Microfinance is another area that has caught the fancy of the funds, with PE players investing around $250 million in the sector in the last two years. The logic is that microfinance is mainly focussed on rural areas, which has been rather insulated from the downturn. Some of the major private equity investments up to March 2009 include SKS Microfinance’s $75- million investment in Sandstone Capital; Share Microfin’s $27-million fund infusion in Aavishkaar Goodwell; Ujjivan Financial Services’ $21-million investment in Unitus, and MAS Financial Services’ $20-million deal with ICICI Venture and FMO.

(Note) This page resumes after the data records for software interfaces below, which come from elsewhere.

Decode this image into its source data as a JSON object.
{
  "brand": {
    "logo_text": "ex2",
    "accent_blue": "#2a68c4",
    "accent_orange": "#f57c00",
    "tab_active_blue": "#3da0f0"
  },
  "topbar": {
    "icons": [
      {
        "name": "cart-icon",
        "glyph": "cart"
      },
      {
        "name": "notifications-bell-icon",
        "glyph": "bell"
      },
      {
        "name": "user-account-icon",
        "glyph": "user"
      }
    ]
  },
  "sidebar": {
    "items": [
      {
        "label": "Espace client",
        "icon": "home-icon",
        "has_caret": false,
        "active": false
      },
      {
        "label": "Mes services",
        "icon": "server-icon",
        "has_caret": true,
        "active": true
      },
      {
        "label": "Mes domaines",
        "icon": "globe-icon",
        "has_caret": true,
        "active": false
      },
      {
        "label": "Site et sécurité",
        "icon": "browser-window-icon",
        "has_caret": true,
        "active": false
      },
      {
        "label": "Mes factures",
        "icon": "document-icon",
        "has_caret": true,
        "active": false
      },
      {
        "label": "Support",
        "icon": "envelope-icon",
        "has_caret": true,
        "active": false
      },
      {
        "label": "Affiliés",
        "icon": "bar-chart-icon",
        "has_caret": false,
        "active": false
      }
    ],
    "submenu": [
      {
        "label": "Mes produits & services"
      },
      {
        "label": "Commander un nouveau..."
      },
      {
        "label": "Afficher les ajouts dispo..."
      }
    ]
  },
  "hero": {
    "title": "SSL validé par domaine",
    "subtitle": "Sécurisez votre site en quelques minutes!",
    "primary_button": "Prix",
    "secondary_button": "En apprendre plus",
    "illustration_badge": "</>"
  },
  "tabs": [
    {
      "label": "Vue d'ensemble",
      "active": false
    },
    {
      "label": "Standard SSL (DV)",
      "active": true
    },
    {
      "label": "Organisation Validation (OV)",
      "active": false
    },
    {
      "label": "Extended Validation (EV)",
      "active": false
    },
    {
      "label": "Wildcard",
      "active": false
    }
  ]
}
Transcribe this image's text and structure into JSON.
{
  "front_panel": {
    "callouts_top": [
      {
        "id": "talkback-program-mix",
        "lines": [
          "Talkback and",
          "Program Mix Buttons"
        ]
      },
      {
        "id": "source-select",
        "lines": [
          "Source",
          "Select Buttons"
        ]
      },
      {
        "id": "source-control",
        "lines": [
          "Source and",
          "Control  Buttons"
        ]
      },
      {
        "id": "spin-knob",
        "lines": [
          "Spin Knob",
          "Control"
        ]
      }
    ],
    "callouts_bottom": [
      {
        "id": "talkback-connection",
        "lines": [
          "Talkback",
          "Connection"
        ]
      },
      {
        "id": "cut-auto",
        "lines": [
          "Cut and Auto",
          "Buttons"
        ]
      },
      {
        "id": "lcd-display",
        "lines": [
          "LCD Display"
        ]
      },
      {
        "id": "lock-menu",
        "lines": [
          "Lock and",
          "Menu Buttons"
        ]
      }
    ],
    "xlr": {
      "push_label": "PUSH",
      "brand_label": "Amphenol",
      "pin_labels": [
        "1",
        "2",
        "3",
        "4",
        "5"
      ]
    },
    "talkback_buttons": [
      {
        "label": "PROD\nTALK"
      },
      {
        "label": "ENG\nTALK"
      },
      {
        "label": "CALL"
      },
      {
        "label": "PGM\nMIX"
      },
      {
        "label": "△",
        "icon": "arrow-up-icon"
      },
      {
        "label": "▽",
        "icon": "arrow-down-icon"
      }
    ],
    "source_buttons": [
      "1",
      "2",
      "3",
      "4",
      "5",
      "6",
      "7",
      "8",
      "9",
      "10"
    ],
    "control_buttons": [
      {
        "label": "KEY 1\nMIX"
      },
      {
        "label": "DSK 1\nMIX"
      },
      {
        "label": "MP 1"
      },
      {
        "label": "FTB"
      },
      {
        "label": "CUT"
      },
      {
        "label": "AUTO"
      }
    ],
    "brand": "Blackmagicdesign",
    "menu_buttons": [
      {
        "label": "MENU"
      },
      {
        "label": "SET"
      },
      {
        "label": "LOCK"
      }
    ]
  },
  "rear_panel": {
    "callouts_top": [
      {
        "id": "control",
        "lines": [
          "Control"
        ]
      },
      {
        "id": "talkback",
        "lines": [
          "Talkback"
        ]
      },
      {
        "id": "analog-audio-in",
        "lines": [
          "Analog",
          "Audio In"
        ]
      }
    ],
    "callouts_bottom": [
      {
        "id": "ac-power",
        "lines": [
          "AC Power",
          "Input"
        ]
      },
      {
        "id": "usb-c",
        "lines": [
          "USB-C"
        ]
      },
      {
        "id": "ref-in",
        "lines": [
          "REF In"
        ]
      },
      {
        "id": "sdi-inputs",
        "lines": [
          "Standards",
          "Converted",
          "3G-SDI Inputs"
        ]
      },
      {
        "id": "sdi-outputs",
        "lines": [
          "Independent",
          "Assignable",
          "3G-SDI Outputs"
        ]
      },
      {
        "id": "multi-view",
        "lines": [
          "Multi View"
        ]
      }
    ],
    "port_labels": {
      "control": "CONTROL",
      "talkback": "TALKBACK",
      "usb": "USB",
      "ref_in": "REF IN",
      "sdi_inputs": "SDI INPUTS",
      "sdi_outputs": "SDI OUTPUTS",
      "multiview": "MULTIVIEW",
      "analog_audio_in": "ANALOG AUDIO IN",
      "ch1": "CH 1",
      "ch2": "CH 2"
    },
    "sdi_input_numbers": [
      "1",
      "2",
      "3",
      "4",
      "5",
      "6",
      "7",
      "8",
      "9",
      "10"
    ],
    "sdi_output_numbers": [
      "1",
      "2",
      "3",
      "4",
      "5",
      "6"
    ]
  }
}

There is renewed interest in healthcare as well. Among recent deals, Inventus Capital Partners, a US-based venture capital firm, has invested an undisclosed sum in Insta Health Solutions Pvt Ltd, a Bangalore-based hospital information technology solutions company.
On the trend, Mr Ajay Kumar Kapur, CEO, SIDBI Venture Capital Ltd, said: “I think an idea that has not been funded before is more attractive for a venture capitalist. So, yes, the trend will sure continue… It’s just not VCs who are increasingly looking at the untried; smart entrepreneurs too are pursuing the ‘me too’ strategy with incremental lead over the competition.”
Mr Luis Miranda of IDFC Private Equity said he expected the trend to increase. “VCs are investing in these new sectors either because they see interesting opportunities or because they can’t find opportunities in the sectors they are in currently. ” Funds will increasingly look at alternative sectors for investments in the current market situation, he said.